EXCERPTED RECORDS |

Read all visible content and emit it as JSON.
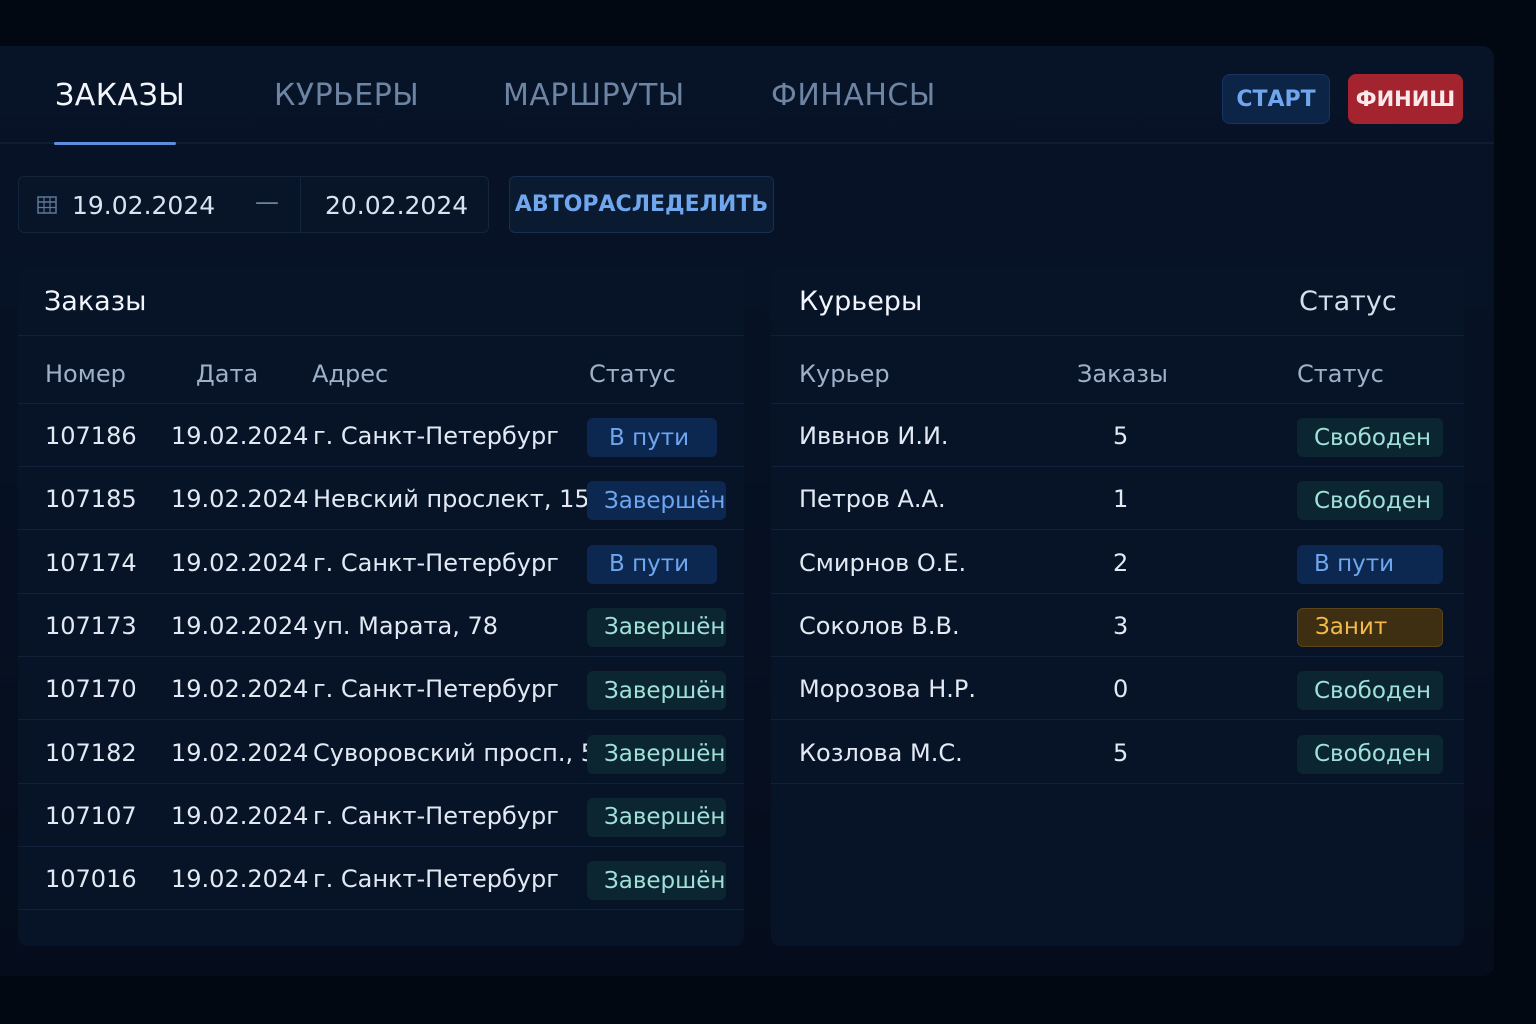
{
  "tabs": [
    {
      "label": "ЗАКАЗЫ",
      "active": true
    },
    {
      "label": "КУРЬЕРЫ",
      "active": false
    },
    {
      "label": "МАРШРУТЫ",
      "active": false
    },
    {
      "label": "ФИНАНСЫ",
      "active": false
    }
  ],
  "header": {
    "start_label": "СТАРТ",
    "finish_label": "ФИНИШ"
  },
  "daterange": {
    "from": "19.02.2024",
    "separator": "—",
    "to": "20.02.2024",
    "icon": "calendar-icon"
  },
  "toolbar": {
    "auto_label": "АВТОРАСЛЕДЕЛИТЬ"
  },
  "orders": {
    "title": "Заказы",
    "columns": [
      "Номер",
      "Дата",
      "Адрес",
      "Статус"
    ],
    "rows": [
      {
        "number": "107186",
        "date": "19.02.2024",
        "address": "г. Санкт-Петербург",
        "status": "В пути",
        "tone": "blue"
      },
      {
        "number": "107185",
        "date": "19.02.2024",
        "address": "Невский прослект, 15",
        "status": "Завершён",
        "tone": "blue"
      },
      {
        "number": "107174",
        "date": "19.02.2024",
        "address": "г. Санкт-Петербург",
        "status": "В пути",
        "tone": "blue"
      },
      {
        "number": "107173",
        "date": "19.02.2024",
        "address": "уп. Марата, 78",
        "status": "Завершён",
        "tone": "teal"
      },
      {
        "number": "107170",
        "date": "19.02.2024",
        "address": "г. Санкт-Петербург",
        "status": "Завершён",
        "tone": "teal"
      },
      {
        "number": "107182",
        "date": "19.02.2024",
        "address": "Суворовский просп., 51",
        "status": "Завершён",
        "tone": "teal"
      },
      {
        "number": "107107",
        "date": "19.02.2024",
        "address": "г. Санкт-Петербург",
        "status": "Завершён",
        "tone": "teal"
      },
      {
        "number": "107016",
        "date": "19.02.2024",
        "address": "г. Санкт-Петербург",
        "status": "Завершён",
        "tone": "teal"
      }
    ]
  },
  "couriers": {
    "title": "Курьеры",
    "title_status": "Статус",
    "columns": [
      "Курьер",
      "Заказы",
      "Статус"
    ],
    "rows": [
      {
        "name": "Иввнов И.И.",
        "orders": "5",
        "status": "Свободен",
        "tone": "teal"
      },
      {
        "name": "Петров А.А.",
        "orders": "1",
        "status": "Свободен",
        "tone": "teal"
      },
      {
        "name": "Смирнов О.Е.",
        "orders": "2",
        "status": "В пути",
        "tone": "blue"
      },
      {
        "name": "Соколов В.В.",
        "orders": "3",
        "status": "Занит",
        "tone": "amber"
      },
      {
        "name": "Морозова Н.Р.",
        "orders": "0",
        "status": "Свободен",
        "tone": "teal"
      },
      {
        "name": "Козлова М.С.",
        "orders": "5",
        "status": "Свободен",
        "tone": "teal"
      }
    ]
  },
  "colors": {
    "accent": "#5a8fe0",
    "finish_button": "#a3232e",
    "status_blue": "#6ea6f0",
    "status_teal": "#9fe0d8",
    "status_amber": "#f3b94a"
  }
}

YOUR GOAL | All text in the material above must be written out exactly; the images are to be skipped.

WRITTEN SOLUTION |
Read all visible content and emit it as JSON.
{
  "tabs": [
    {
      "label": "ЗАКАЗЫ",
      "active": true
    },
    {
      "label": "КУРЬЕРЫ",
      "active": false
    },
    {
      "label": "МАРШРУТЫ",
      "active": false
    },
    {
      "label": "ФИНАНСЫ",
      "active": false
    }
  ],
  "header": {
    "start_label": "СТАРТ",
    "finish_label": "ФИНИШ"
  },
  "daterange": {
    "from": "19.02.2024",
    "separator": "—",
    "to": "20.02.2024",
    "icon": "calendar-icon"
  },
  "toolbar": {
    "auto_label": "АВТОРАСЛЕДЕЛИТЬ"
  },
  "orders": {
    "title": "Заказы",
    "columns": [
      "Номер",
      "Дата",
      "Адрес",
      "Статус"
    ],
    "rows": [
      {
        "number": "107186",
        "date": "19.02.2024",
        "address": "г. Санкт-Петербург",
        "status": "В пути",
        "tone": "blue"
      },
      {
        "number": "107185",
        "date": "19.02.2024",
        "address": "Невский прослект, 15",
        "status": "Завершён",
        "tone": "blue"
      },
      {
        "number": "107174",
        "date": "19.02.2024",
        "address": "г. Санкт-Петербург",
        "status": "В пути",
        "tone": "blue"
      },
      {
        "number": "107173",
        "date": "19.02.2024",
        "address": "уп. Марата, 78",
        "status": "Завершён",
        "tone": "teal"
      },
      {
        "number": "107170",
        "date": "19.02.2024",
        "address": "г. Санкт-Петербург",
        "status": "Завершён",
        "tone": "teal"
      },
      {
        "number": "107182",
        "date": "19.02.2024",
        "address": "Суворовский просп., 51",
        "status": "Завершён",
        "tone": "teal"
      },
      {
        "number": "107107",
        "date": "19.02.2024",
        "address": "г. Санкт-Петербург",
        "status": "Завершён",
        "tone": "teal"
      },
      {
        "number": "107016",
        "date": "19.02.2024",
        "address": "г. Санкт-Петербург",
        "status": "Завершён",
        "tone": "teal"
      }
    ]
  },
  "couriers": {
    "title": "Курьеры",
    "title_status": "Статус",
    "columns": [
      "Курьер",
      "Заказы",
      "Статус"
    ],
    "rows": [
      {
        "name": "Иввнов И.И.",
        "orders": "5",
        "status": "Свободен",
        "tone": "teal"
      },
      {
        "name": "Петров А.А.",
        "orders": "1",
        "status": "Свободен",
        "tone": "teal"
      },
      {
        "name": "Смирнов О.Е.",
        "orders": "2",
        "status": "В пути",
        "tone": "blue"
      },
      {
        "name": "Соколов В.В.",
        "orders": "3",
        "status": "Занит",
        "tone": "amber"
      },
      {
        "name": "Морозова Н.Р.",
        "orders": "0",
        "status": "Свободен",
        "tone": "teal"
      },
      {
        "name": "Козлова М.С.",
        "orders": "5",
        "status": "Свободен",
        "tone": "teal"
      }
    ]
  },
  "colors": {
    "accent": "#5a8fe0",
    "finish_button": "#a3232e",
    "status_blue": "#6ea6f0",
    "status_teal": "#9fe0d8",
    "status_amber": "#f3b94a"
  }
}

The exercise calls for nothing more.